It is time we recognize that presidential press conferences are merely television spectaculars that sometimes mislead instead of in form the public. During the last press conference, President Ford made several misleading statements, and reporters let him get by with them without asking the obvious and relevant follow-up questions.
President Ford three times said or implied that his Vladivostok agreement put a limitation on MIRVs. This is not true. The agreement limited the number of missiles that can carry MIRVs, but it did not limit the number of MIRVs. There is nothing in the agreement to pre vent the Soviets from deploying 25,000 MIRVs if they want to, and they have the capability to do that.
The reporters asked good questions about the tremendous Soviet superiority in missile throw-weight. President Ford brushed them off by saying four times that the United States can increase our throw weight if we want to. Someone should have said, “But Mr. President, you should know that it is impossible for us to increase our throw weight by an significant amount so long as we are bound by the SALT Agreements of 1972, which limit us to an increase of only 15 percent in the size of missile launchers. We cannot match the Soviets in throw-weight within that 15 percent limit because we do not have the new pop-up cold-launch technique that enables the Soviets to increase their throw-weight by 300 to 500 percent.”
One reporter asked the excellent question: “Are you satisfied that the Soviets are carrying out the spirit arid the letter of the of the 1972 [SALT] Agreements?” President Ford blandly answered that “We know of no violations.” He didn’t say who he meant by “We,” but it apparently does not include our military or intelligence authori ties because Admiral Elmo Zumwalt said recently, “I’m satisfied [the Soviets] are cheating, and I believe most intelligence specialists believe they’re cheating.”
We were led to believe by the Ford Administration that the Soviets made some kind of concession in agreeing not to count the forward-based planes that we have in Europe.

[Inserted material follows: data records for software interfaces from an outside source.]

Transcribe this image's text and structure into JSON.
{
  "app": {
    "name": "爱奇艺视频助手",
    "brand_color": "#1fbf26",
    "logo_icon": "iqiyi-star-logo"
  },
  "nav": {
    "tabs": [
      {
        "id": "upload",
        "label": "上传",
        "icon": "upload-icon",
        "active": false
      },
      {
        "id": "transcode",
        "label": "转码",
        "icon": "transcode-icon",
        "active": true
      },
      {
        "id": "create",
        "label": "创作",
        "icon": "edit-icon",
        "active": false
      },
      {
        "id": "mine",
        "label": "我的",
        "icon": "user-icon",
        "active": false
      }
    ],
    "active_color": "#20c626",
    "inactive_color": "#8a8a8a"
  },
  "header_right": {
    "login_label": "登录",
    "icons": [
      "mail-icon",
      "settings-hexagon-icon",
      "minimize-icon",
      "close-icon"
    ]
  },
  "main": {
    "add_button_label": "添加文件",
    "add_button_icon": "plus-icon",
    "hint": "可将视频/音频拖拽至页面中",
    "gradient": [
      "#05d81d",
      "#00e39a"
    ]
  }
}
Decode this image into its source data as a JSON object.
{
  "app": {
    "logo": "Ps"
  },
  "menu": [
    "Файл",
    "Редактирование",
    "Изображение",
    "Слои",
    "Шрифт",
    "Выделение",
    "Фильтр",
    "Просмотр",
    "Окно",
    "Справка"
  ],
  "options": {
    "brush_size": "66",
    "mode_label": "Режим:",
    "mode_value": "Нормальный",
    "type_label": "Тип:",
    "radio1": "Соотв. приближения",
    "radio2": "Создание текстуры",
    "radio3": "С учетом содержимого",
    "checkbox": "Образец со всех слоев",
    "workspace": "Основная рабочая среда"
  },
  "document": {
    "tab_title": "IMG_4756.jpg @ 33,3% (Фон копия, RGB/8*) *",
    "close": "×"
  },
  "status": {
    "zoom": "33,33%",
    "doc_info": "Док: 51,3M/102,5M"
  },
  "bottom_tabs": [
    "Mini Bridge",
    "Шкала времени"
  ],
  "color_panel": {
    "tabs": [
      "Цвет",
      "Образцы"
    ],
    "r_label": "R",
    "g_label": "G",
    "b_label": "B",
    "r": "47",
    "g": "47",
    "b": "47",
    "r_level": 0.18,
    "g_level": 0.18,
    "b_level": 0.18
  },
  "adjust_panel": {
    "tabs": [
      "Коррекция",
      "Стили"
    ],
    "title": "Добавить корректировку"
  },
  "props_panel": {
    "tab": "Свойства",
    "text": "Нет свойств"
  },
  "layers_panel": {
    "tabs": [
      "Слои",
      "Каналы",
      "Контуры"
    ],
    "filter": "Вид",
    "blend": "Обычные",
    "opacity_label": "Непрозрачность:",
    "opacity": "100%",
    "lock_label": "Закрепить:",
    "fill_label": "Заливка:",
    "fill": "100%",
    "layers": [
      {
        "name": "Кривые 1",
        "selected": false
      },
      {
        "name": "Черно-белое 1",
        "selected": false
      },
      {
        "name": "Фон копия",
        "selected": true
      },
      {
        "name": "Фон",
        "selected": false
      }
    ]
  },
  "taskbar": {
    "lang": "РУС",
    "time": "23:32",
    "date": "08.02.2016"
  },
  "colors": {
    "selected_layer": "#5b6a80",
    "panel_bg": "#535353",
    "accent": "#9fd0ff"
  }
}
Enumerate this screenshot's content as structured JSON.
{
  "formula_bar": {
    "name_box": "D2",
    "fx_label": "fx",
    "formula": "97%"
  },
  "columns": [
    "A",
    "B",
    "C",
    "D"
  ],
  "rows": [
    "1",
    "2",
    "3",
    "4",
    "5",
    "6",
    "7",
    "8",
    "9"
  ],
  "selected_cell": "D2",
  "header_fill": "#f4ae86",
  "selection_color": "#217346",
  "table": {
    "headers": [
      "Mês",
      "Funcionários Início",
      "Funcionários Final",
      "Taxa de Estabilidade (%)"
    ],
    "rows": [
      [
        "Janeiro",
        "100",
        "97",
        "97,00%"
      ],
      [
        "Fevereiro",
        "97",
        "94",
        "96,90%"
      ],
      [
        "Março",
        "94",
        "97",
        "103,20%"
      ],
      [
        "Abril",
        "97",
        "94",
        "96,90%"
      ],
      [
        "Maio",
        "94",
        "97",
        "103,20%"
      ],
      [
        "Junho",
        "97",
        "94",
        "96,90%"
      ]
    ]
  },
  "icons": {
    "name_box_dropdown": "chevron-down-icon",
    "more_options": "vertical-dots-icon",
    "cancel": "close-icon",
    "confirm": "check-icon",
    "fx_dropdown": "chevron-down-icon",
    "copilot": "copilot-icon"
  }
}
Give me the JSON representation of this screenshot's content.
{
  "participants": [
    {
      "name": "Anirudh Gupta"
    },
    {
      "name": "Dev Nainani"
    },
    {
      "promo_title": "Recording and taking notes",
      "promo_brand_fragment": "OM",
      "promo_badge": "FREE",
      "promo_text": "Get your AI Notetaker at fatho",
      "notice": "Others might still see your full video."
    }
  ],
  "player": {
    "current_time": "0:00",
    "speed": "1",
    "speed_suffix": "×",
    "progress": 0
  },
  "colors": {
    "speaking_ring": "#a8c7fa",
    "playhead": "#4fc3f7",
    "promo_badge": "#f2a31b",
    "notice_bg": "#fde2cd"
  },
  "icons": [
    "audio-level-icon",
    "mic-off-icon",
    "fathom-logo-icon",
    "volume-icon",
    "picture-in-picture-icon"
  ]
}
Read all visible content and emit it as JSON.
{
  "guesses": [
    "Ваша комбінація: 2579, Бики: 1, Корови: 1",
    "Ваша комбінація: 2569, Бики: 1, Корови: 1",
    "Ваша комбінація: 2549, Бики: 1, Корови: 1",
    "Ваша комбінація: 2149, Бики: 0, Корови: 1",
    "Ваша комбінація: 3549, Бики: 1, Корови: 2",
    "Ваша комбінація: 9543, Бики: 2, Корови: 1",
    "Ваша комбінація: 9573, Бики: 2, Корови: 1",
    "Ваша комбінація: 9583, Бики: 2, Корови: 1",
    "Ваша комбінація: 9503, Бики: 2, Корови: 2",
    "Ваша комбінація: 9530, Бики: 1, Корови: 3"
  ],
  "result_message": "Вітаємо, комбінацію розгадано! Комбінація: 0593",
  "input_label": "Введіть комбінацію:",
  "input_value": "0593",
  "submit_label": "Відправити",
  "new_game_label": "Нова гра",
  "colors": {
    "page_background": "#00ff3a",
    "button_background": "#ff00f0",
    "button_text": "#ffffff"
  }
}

This was no concession at all because even Dr. Kissinger admitted that they “are not suitable for a significant attack on the Soviet Union.” Someone should have asked President Ford about the Soviet weapons we agreed not to count including the Soviet medium bombers (of which they have 800 capable of attacking the United States by refueling in Cuba), or the Soviet IRR (of which they have at least 800 targeted on Western Europe, which has no ABM defenses), or the Soviet reloads (of which we have none).
Finally, when President Ford bragged about limiting the number of missiles that can be MIRVed to 1,320, why didn’t some reporter ask him: “But Mr. President, isn’t it true that the Soviets would have to MIRV only 500 of their giant missiles to achieve the capability to knock out our Minuteman missile force?”
Unfortunately, the record of presidential press conferences fol lowing Soviet agreements, such as Yalta, Moscow SALT, and Vladivostok, shows that the American public is not given the truth and the whole truth and nothing but the truth.